*** INFORMATION PROVIDED ***
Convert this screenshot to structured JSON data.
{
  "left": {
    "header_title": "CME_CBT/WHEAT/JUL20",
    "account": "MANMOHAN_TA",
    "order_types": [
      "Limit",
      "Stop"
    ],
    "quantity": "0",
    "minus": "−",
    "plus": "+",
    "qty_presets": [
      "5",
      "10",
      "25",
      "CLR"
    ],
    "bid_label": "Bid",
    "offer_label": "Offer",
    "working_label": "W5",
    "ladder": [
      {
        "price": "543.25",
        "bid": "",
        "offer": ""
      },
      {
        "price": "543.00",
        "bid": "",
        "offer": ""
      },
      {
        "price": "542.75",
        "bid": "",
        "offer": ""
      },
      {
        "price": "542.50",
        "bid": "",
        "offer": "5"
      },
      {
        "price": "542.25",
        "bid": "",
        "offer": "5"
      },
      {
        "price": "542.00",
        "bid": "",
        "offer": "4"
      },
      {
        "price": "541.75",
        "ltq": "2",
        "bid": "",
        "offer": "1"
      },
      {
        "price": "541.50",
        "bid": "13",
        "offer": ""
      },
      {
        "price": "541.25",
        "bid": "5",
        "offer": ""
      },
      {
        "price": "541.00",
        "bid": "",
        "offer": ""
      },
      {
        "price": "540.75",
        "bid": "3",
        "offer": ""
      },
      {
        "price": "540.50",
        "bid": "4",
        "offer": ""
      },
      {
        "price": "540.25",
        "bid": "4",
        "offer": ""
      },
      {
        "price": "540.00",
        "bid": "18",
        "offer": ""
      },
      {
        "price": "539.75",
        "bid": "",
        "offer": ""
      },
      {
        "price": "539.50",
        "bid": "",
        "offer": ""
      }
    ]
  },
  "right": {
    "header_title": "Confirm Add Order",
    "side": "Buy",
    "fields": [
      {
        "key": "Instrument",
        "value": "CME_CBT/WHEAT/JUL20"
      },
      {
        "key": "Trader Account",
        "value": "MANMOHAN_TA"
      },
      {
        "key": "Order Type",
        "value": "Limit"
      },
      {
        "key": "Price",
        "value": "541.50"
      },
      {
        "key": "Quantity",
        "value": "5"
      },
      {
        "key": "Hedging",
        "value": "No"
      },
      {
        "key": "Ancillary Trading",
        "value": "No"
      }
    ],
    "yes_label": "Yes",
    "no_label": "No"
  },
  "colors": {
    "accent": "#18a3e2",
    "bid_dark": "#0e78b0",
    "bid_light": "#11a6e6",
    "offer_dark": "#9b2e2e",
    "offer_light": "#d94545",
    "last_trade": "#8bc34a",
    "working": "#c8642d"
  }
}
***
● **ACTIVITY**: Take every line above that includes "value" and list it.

● **SOLUTION TO THIS TASK**:
        "value": "CME_CBT/WHEAT/JUL20"
        "value": "MANMOHAN_TA"
        "value": "Limit"
        "value": "541.50"
        "value": "5"
        "value": "No"
        "value": "No"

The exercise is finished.